Throughout the novel “To Kill a Mockingbird,” written by Harper Lee, the readers can see how Scout changes her view about Boo Radley. Because of their nosiness, Jem, Scout, and Dill try to drag Boo out his house and to the outside world. Their innocence actions combine with Boo’s actions have changed the image of Boo, in their mind, from “inside the house lived a mavolent phantom” (10), a person that kills cats, eats squirrels, poisones pecans… to a neighbor that they can trust who saves them from Bob Ewell, “Boo was our neighbor” (373). The readers can see a great change in their relationship. At the beginning, the children can’t even come near Boo’s place without palpitation, but at the end, Scout is comfortable enough to walks Boo up to
Atticus says, “if you can learn a simple trick, Scout, you 'll get along a lot better with all kinds of folks. You never really understand a person until you consider things from his point of view" (Lee 39). Atticus also continuously advises Scout and Jem to maintain self-control and to engage in respectful behaviors throughout the book. In Chapter 9, Scout asks Atticus if he defends “niggers” Atticus explains to Scout that he will be defending a man named Tom
When Boo Radley saves Jem and Scout from Mr. Ewell it begins a new relationship between Atticus and another outcast, Boo Radley. This may foreshadow a future relationship between the families and ultimately showing the community that everyone is capable of being friendly to each
All children have a moment where they start to mature and come of age. In To Kill A Mockingbird, Atticus tries to teach his daughter Scout to act more sophisticated and ladylike. When Scout was younger she would ignore Atticus’s request, but now that she has matured you can see her wanting to adjust her personality. Harper Lee uses the characterization of Scout to show the motif that she is coming of age, in the novel she has progressively become more empathetic, she doesn’t act on her impulses, and Scout is finally learning and gaining perspective of how people in Maycomb act toward each other. Even though Scout seems to be unfamiliar with how to act around other people when they are going through certain hardships, she began studying Atticus in an attempt to learn how to convey empathy.
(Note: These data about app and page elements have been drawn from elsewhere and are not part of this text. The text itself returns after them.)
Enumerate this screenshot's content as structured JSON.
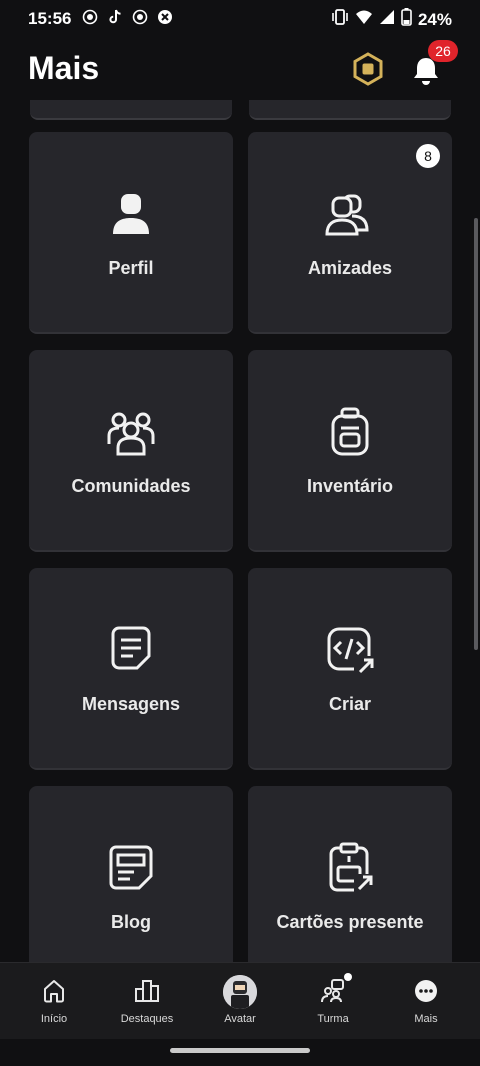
{
  "status_bar": {
    "time": "15:56",
    "battery": "24%"
  },
  "header": {
    "title": "Mais",
    "notification_count": "26"
  },
  "tiles": [
    {
      "label": "Perfil",
      "icon": "person-icon"
    },
    {
      "label": "Amizades",
      "icon": "friends-icon",
      "badge": "8"
    },
    {
      "label": "Comunidades",
      "icon": "communities-icon"
    },
    {
      "label": "Inventário",
      "icon": "backpack-icon"
    },
    {
      "label": "Mensagens",
      "icon": "message-icon"
    },
    {
      "label": "Criar",
      "icon": "code-icon"
    },
    {
      "label": "Blog",
      "icon": "blog-icon"
    },
    {
      "label": "Cartões presente",
      "icon": "gift-card-icon"
    }
  ],
  "nav": [
    {
      "label": "Início",
      "icon": "home-icon"
    },
    {
      "label": "Destaques",
      "icon": "chart-icon"
    },
    {
      "label": "Avatar",
      "icon": "avatar-icon"
    },
    {
      "label": "Turma",
      "icon": "party-icon"
    },
    {
      "label": "Mais",
      "icon": "more-icon"
    }
  ],
  "colors": {
    "background": "#101012",
    "tile": "#26262b",
    "badge_red": "#e0242b",
    "robux_gold": "#d4b25a"
  }
}
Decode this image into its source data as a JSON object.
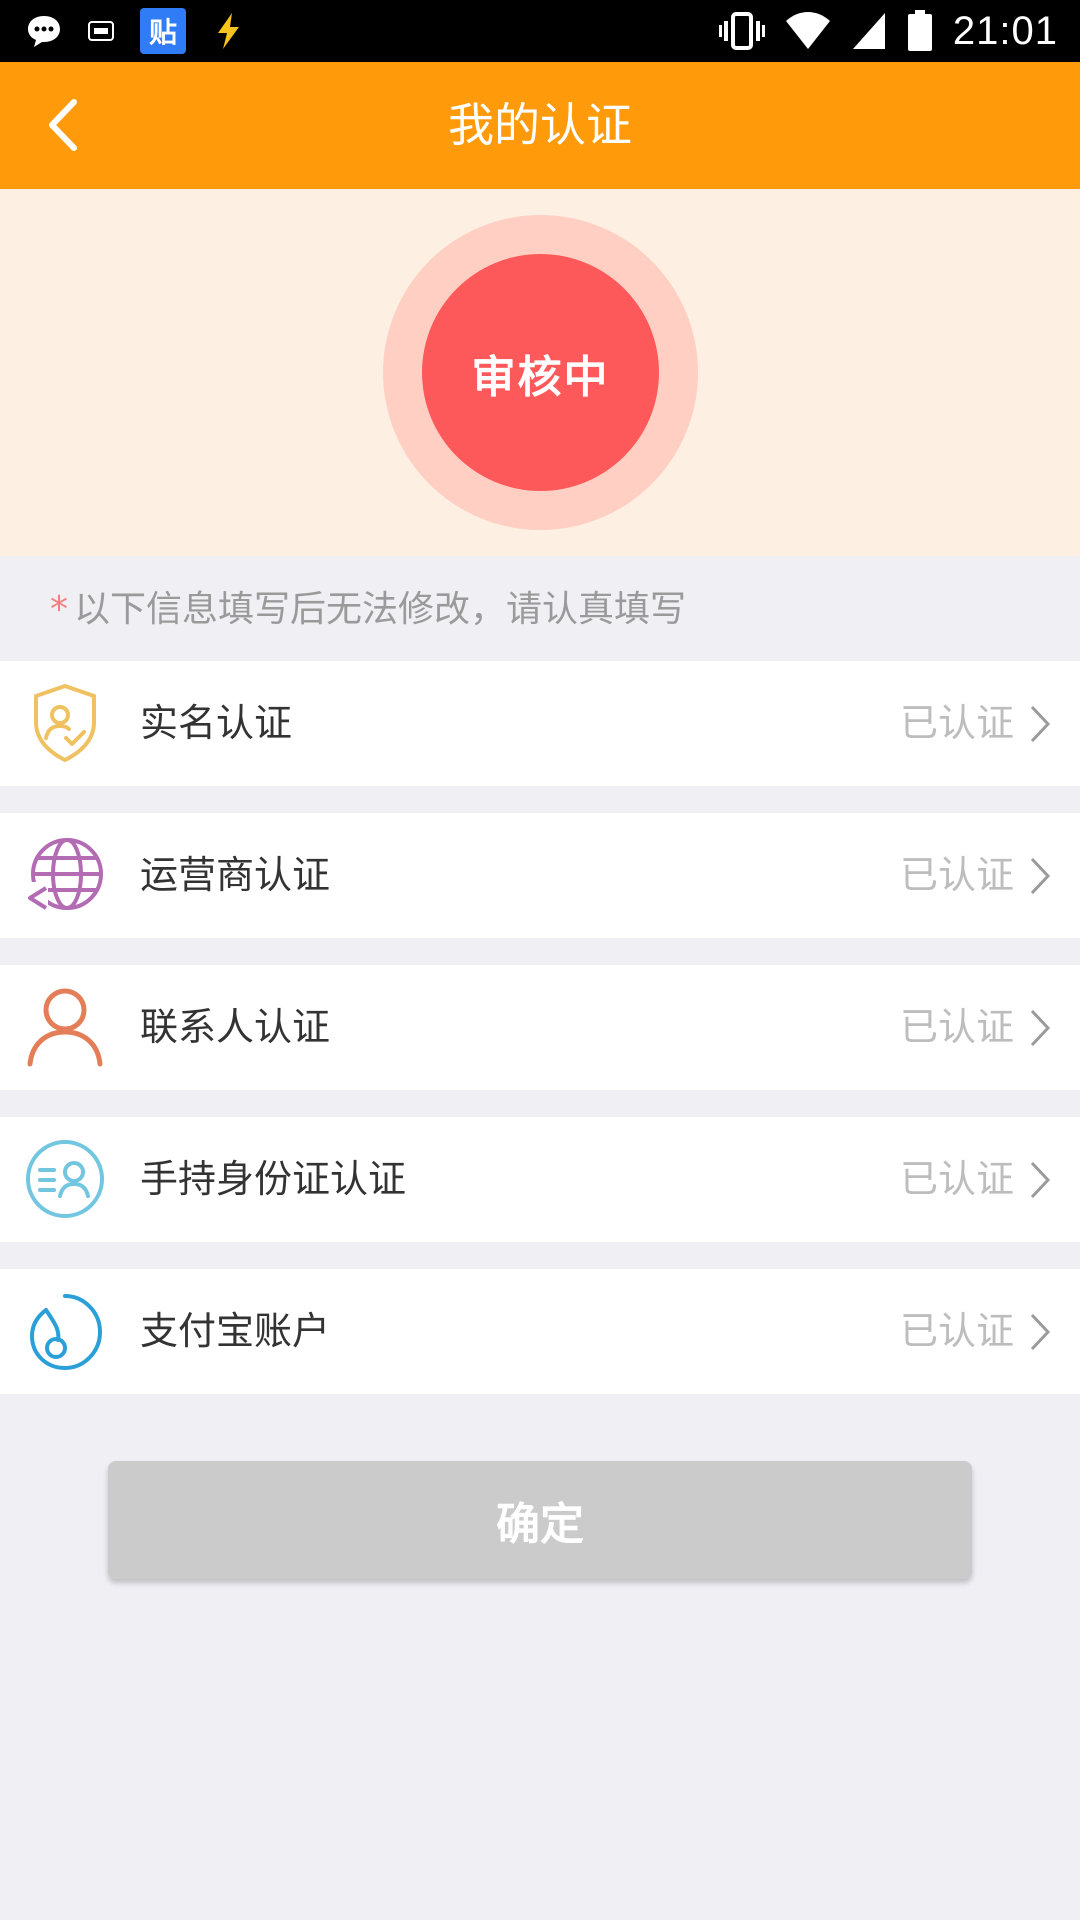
{
  "status_bar": {
    "time": "21:01",
    "tieba_badge": "贴",
    "left_icons": [
      "chat-bubble-icon",
      "iqiyi-icon",
      "tieba-icon",
      "flash-icon"
    ],
    "right_icons": [
      "vibrate-icon",
      "wifi-icon",
      "cell-signal-icon",
      "battery-icon"
    ]
  },
  "header": {
    "title": "我的认证",
    "back_icon": "chevron-left-icon",
    "background": "#ff9a0b"
  },
  "banner": {
    "status_text": "审核中",
    "circle_color": "#fe595a",
    "ring_color": "#ffcfc3"
  },
  "notice": {
    "asterisk": "*",
    "text": "以下信息填写后无法修改，请认真填写"
  },
  "items": [
    {
      "label": "实名认证",
      "status": "已认证",
      "icon": "shield-person-icon",
      "color": "#efc161"
    },
    {
      "label": "运营商认证",
      "status": "已认证",
      "icon": "globe-icon",
      "color": "#b36bb3"
    },
    {
      "label": "联系人认证",
      "status": "已认证",
      "icon": "person-icon",
      "color": "#e47e58"
    },
    {
      "label": "手持身份证认证",
      "status": "已认证",
      "icon": "id-card-icon",
      "color": "#72c6df"
    },
    {
      "label": "支付宝账户",
      "status": "已认证",
      "icon": "alipay-icon",
      "color": "#2b9fd8"
    }
  ],
  "confirm_button": {
    "label": "确定"
  }
}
Killing a mockingbird is a sin in many cultures because of the animal’s innocent nature; in Harper Lee’s To Kill a Mockingbird she immaculately illustrates this. To Kill a Mockingbird is about the Finch family, which consists of: Scout (Jean), Atticus, Calpurnia, and Aunt Alexandra. They reside in the modest town of Maycomb, Alabama in the 1930’s. The father of the family, Atticus, is defending a colored person, Tom Robinson, in a court case regarding rape. In turn, this affects Atticus’ children, Scout and Jem, negatively.
Instantly, Atticus and his family go from being respected and beloved by their town, to being outcasted and despised. As a result, Scout is forced to go through many challenging situations that force her to grow up and see life and people as they truly are. In To Kill a Mockingbird, Maycomb county and its people have a huge influence on Jem and Scout. By acting as an example
As the main character, Scout, gets older she starts to lose her innocence and gain empathy, but she doesn’t quite get the concept. So her father helps her out by telling her, “‘You never really understand a person until you consider things from his point of view-’” (Lee 39). In this quote Atticus is explaining to Scout how empathy works and how it is an important life skill to have. This helps Scout grow out of her innocence. Connecting to the theme, Atticus is trying to improve Scout’s quality of life by helping her understand empathy.
Throughout To Kill a Mockingbird courage comes across as something you are taught rather than valued as a given. This is shown through Scout, Atticus and Boo. Scout allows herself to let go of all the rumors and negative things said about Boo Radley. All through the book she was torn between the person Boo was made out to be and the realistic version of his true self. In chapter 31 Scout takes Boo by the hand
Can you remember the first time you realized your parents cannot do everything? Everyone gets to the point in their life where they no longer see their parents as all-knowing. Although it may seem deceitful that parents are willing to put in so much effort to make the world seem like a more magical place; it just shows how much parents themselves are still grasping at the idea of innocence. After the make-believe world associated with holidays and lost teeth fades parents lose most of their magic. The book To Kill a Mockingbird is told from the naive point of view of 8 year-old Jean- Louise Finch.
In conclusion, the mockingbird is a symbol that repeats in the novel in the kindness and innocence of the characters of Tom Robinson, Jem and Scout, and Boo Radley. It is a sin to kill a mockingbird because of its innocence. Similarly, it should be a sin the way that Tom was unjustly imprisoned and died, Scout and Jem were assaulted for their father’s choices, and Boo Radley was kept away in his house even though he cares for his neighbours. Harper Lee shows the reader how the world is unfair and how innocent people are